We have seen this in China, as the country’s wealth has increased, so too has their consumption of dairy and meat products.
This has been hugely important for New Zealand’s economy and ongoing standard of living. This year, close to 50% of our meat production has been exported to China — no wonder our exporters shake in their boots when politicians start laying down principles. But that is another matter.
According to Irish economist David McWilliams, if the global population were to live by the standards of those living in Europe, Earth’s resources would only feed two billion people. Given the global population is expected to increase from seven to 10 billion between now and 2050, we would need the resources of five Earths to feed all those people at European standards.
We know most of this stuff, but perhaps what we don’t understand is the degree to which food security impacts on international politics and trade and how this might play out in the next 30 years.
David McWillams uses the Irish potato famine in the 1800s as an example of food scarcity driving mass migration from Ireland to all parts of the world. Similarly, I have spoken to data scientists who tell me they can predict migratory movements in African communities based on satellite data showing drought incidence. In parallel, in some areas, childhood bride rates increase as families look to sell their daughters in times of scarcity. Simply put, as food becomes scarce, people move or find other mechanisms to survive.
Underlying all of this and the changing climate, is the fossil fuel cost of foods — as countries increase in wealth and move from rice to meat, energy requirements increase in terms of land use, water and fertiliser needed. In New Zealand, we produce fossil fuel-expensive food. Does this mean we should be solely growing plant staples? Well no, because much of our land is not suitable for cropping or horticulture. In fact, the conversion of non-edible cellulose (high-country grasses), to edible protein (meat), remains a sensible path.
Is the answer then to convert all of our productive dairying land to crop and horticulture production? Perhaps partially, however, we are fossil-fuel efficient in terms of dairy production by comparison to many other countries. Where there is demand for nutritious dairy products, there will be production and surely that demand should be met in the most fossil-efficient way. Reducing fossil-fuel expensive, indoor dairy production systems is a better path.
In Bill Gates’ latest book (I recommend it by the way), he hypothesises that part of the solution is that developed countries should not eat beef (the most fossil-fuel expensive meat). Many people I know are incorporating this kind of thinking into their everyday living already, adopting a “flexitarian” approach to meat eating by eating more vegetarian meals. This to me seems sensible. Most of us in developed countries don’t eat enough in the way of fibre and phyto-nutrient-rich vegetables anyway, so a little less protein won’t hurt our waistlines.
And to the future — we don’t have five planet Earths, so what we produce and what we eat has to change or we will see more political disruption, mass migration and even childhood brides — a genuinely miserable prospect.

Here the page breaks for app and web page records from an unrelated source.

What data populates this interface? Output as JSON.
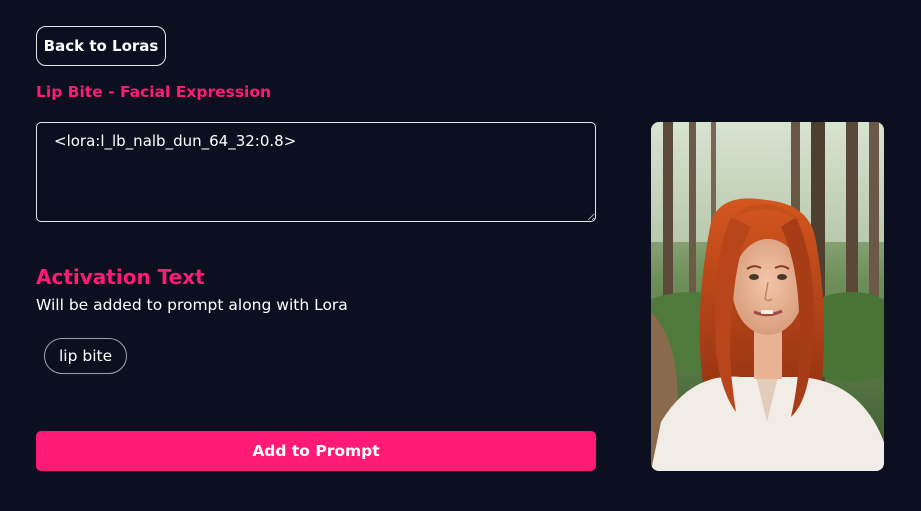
{
  "back_button": {
    "label": "Back to Loras"
  },
  "lora": {
    "title": "Lip Bite - Facial Expression",
    "tag_value": "<lora:l_lb_nalb_dun_64_32:0.8>"
  },
  "activation": {
    "heading": "Activation Text",
    "description": "Will be added to prompt along with Lora",
    "chips": [
      "lip bite"
    ]
  },
  "add_button": {
    "label": "Add to Prompt"
  },
  "colors": {
    "background": "#0c0f1f",
    "accent": "#ff1a75",
    "text": "#ffffff",
    "border": "#e5e7eb"
  }
}
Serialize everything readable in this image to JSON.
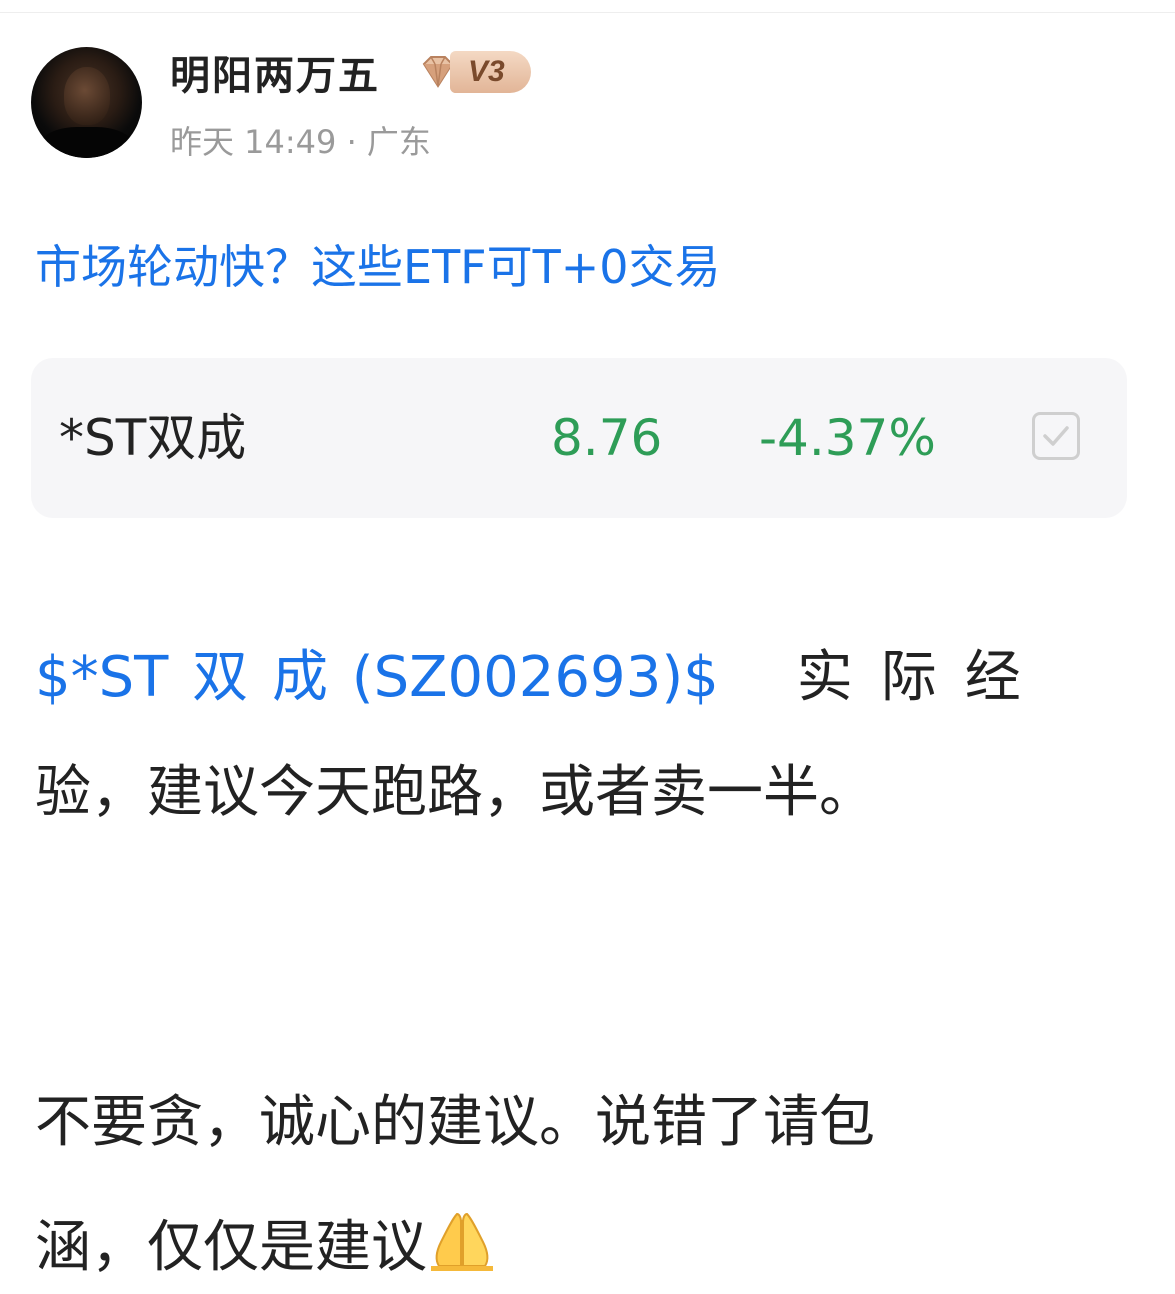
{
  "header": {
    "username": "明阳两万五",
    "level": "V3",
    "time": "昨天 14:49",
    "separator": "·",
    "location": "广东"
  },
  "topic": {
    "text": "市场轮动快？这些ETF可T+0交易"
  },
  "stock_card": {
    "name": "*ST双成",
    "price": "8.76",
    "change": "-4.37%",
    "change_color": "#2e9d57"
  },
  "post": {
    "mention": "$*ST 双 成 (SZ002693)$",
    "line1_rest": "实际经",
    "line2": "验，建议今天跑路，或者卖一半。",
    "line3": "不要贪，诚心的建议。说错了请包",
    "line4": "涵，仅仅是建议",
    "emoji": "praying-hands-emoji"
  },
  "colors": {
    "link": "#1a73e8",
    "text": "#222222",
    "meta": "#9a9a9a",
    "card_bg": "#f6f6f8"
  }
}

I have no doubt that New Zealand’s abundance of food will mean we will continue to be a desirable place to live and invest.
How we manage population changes, labour, land-use and capital land values will be a headache for many years to come. Politically, food and agriculture need to hold the same gravitas as health and education — we need the very best brains to engage in finding solutions that are more than knee-jerk political point-scoring.
- Anna Campbell is the co-founder of Zestt Wellness, a nutraceutical company and a partner of AbacusBio Ltd, an agri-technology company.